So we've been talking about science and getting people excited about science. You've probably already heard that Latinos are more likely to use social media sites and to access the Internet from mobile devices than other groups are. But the number of Latinos involved in developing the technology is not where many people would like it to be. Hispanics only make up about 4 percent of the people working in the computer industry, according to the U.S. Census Bureau.
I'm Michel Martin and this is TELL ME MORE from NPR News. We've talked before on this program about why Latinos in the U.S. are more likely to tweet and use other social media than other Americans. Today, we're going to hear from a Latino tech leader who wants to boost the Latino presence in the science and business of technology. We'll talk about that in just a few minutes.
The nation is in the 10th day of a government shutdown, and the deadline over raising the debt limit is quickly approaching. But all that might seem like a day at the park for Congressman Luis Gutierrez (D-Ill.). He explains why in his new memoir Still Dreaming: My Journey from the Barrio to Capitol Hill.

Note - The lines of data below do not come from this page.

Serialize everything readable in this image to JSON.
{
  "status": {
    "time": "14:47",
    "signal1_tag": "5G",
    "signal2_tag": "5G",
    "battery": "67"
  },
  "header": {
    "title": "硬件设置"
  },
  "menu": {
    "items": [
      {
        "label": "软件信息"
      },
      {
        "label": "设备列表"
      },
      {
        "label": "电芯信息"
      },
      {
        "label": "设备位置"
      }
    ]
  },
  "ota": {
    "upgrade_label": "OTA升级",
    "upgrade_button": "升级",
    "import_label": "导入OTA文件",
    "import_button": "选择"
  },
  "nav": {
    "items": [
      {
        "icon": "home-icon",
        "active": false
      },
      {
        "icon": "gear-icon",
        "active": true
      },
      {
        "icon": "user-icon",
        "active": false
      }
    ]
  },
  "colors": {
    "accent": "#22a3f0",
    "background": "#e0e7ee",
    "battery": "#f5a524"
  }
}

He speaks with Tell Me More host Michel Martin about his political journey and the fight for immigration reform.
Originally published on Thu October 10, 2013 7:21 am
According to the Police Assessment Resource Center*, or PARC, far too many people in Los Angeles County are being bitten by police dogs β and the overwhelming majority of those victims are black and Latino.
In PARC's latest report, released on Monday: "Victims of the dog bites are almost universally African-American and Latino." And while the rates of bites of whites, Pacific Islanders and Native Americans have remained low over the past 8 years, "the percentage of apprehensions involving a dog bite has trebled in recent years."
This is TELL ME MORE from NPR News. I'm Michel Martin. In a few minutes, we will talk about people and their attachment to the land in two very different places in the United States, and how that attachment to the land may be threatened.
This is TELL ME MORE from NPR News. I'm Michel Martin. The partial government shutdown is now into its ninth day. There's no sign of a breakthrough anytime soon. So we are going to look at a number of ways the country is being affected. Later in the program, we'll speak with NPR senior business editor Marilyn Geewax about how this stalemate is playing out with our trading partners overseas.
So finally today, you might have noticed I've been out of the office a bit lately. I'm taking that trip a lot of us have, or will be taking: having to get more involved in caring for an elderly parent. And because I've been on that road, I have found myself going through old drawers and boxes in a way I had no reason or right to do before now.